Segment Start: Provided information

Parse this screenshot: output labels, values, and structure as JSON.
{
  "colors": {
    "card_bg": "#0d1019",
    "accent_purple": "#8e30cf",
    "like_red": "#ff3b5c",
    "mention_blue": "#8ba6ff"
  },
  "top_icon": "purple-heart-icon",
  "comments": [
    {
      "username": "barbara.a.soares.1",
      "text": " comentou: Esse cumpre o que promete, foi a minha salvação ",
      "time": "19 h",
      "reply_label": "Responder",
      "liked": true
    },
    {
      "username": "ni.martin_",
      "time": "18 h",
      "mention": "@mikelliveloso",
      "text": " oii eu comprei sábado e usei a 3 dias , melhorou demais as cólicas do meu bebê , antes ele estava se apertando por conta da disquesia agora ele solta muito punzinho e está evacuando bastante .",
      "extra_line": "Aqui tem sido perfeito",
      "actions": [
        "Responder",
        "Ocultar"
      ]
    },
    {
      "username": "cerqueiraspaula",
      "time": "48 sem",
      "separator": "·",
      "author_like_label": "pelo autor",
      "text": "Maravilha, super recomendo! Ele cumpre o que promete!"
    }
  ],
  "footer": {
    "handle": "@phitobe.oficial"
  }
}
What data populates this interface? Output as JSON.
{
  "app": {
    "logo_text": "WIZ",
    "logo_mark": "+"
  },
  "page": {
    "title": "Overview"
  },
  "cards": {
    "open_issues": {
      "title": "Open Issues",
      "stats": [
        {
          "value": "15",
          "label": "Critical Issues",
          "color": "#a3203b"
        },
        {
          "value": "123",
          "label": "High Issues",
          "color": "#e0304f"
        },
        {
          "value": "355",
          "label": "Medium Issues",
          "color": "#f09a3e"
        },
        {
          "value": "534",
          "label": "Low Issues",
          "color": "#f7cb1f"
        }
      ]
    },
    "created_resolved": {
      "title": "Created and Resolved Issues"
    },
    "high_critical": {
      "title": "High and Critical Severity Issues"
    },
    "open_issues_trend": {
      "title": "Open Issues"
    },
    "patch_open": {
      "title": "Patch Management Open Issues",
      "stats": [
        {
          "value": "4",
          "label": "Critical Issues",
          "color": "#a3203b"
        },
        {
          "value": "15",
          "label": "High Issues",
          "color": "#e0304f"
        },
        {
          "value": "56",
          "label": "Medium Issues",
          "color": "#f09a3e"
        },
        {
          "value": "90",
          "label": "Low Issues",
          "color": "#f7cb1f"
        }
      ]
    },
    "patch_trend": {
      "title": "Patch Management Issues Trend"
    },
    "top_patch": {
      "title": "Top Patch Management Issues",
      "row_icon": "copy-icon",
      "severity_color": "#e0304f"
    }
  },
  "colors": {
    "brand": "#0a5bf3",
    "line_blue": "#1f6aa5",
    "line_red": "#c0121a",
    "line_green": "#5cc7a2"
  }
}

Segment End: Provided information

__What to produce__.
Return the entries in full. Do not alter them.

__Exercise answer__.
Parse this screenshot: output labels, values, and structure as JSON.
{
  "colors": {
    "card_bg": "#0d1019",
    "accent_purple": "#8e30cf",
    "like_red": "#ff3b5c",
    "mention_blue": "#8ba6ff"
  },
  "top_icon": "purple-heart-icon",
  "comments": [
    {
      "username": "barbara.a.soares.1",
      "text": " comentou: Esse cumpre o que promete, foi a minha salvação ",
      "time": "19 h",
      "reply_label": "Responder",
      "liked": true
    },
    {
      "username": "ni.martin_",
      "time": "18 h",
      "mention": "@mikelliveloso",
      "text": " oii eu comprei sábado e usei a 3 dias , melhorou demais as cólicas do meu bebê , antes ele estava se apertando por conta da disquesia agora ele solta muito punzinho e está evacuando bastante .",
      "extra_line": "Aqui tem sido perfeito",
      "actions": [
        "Responder",
        "Ocultar"
      ]
    },
    {
      "username": "cerqueiraspaula",
      "time": "48 sem",
      "separator": "·",
      "author_like_label": "pelo autor",
      "text": "Maravilha, super recomendo! Ele cumpre o que promete!"
    }
  ],
  "footer": {
    "handle": "@phitobe.oficial"
  }
}
What data populates this interface? Output as JSON.
{
  "app": {
    "logo_text": "WIZ",
    "logo_mark": "+"
  },
  "page": {
    "title": "Overview"
  },
  "cards": {
    "open_issues": {
      "title": "Open Issues",
      "stats": [
        {
          "value": "15",
          "label": "Critical Issues",
          "color": "#a3203b"
        },
        {
          "value": "123",
          "label": "High Issues",
          "color": "#e0304f"
        },
        {
          "value": "355",
          "label": "Medium Issues",
          "color": "#f09a3e"
        },
        {
          "value": "534",
          "label": "Low Issues",
          "color": "#f7cb1f"
        }
      ]
    },
    "created_resolved": {
      "title": "Created and Resolved Issues"
    },
    "high_critical": {
      "title": "High and Critical Severity Issues"
    },
    "open_issues_trend": {
      "title": "Open Issues"
    },
    "patch_open": {
      "title": "Patch Management Open Issues",
      "stats": [
        {
          "value": "4",
          "label": "Critical Issues",
          "color": "#a3203b"
        },
        {
          "value": "15",
          "label": "High Issues",
          "color": "#e0304f"
        },
        {
          "value": "56",
          "label": "Medium Issues",
          "color": "#f09a3e"
        },
        {
          "value": "90",
          "label": "Low Issues",
          "color": "#f7cb1f"
        }
      ]
    },
    "patch_trend": {
      "title": "Patch Management Issues Trend"
    },
    "top_patch": {
      "title": "Top Patch Management Issues",
      "row_icon": "copy-icon",
      "severity_color": "#e0304f"
    }
  },
  "colors": {
    "brand": "#0a5bf3",
    "line_blue": "#1f6aa5",
    "line_red": "#c0121a",
    "line_green": "#5cc7a2"
  }
}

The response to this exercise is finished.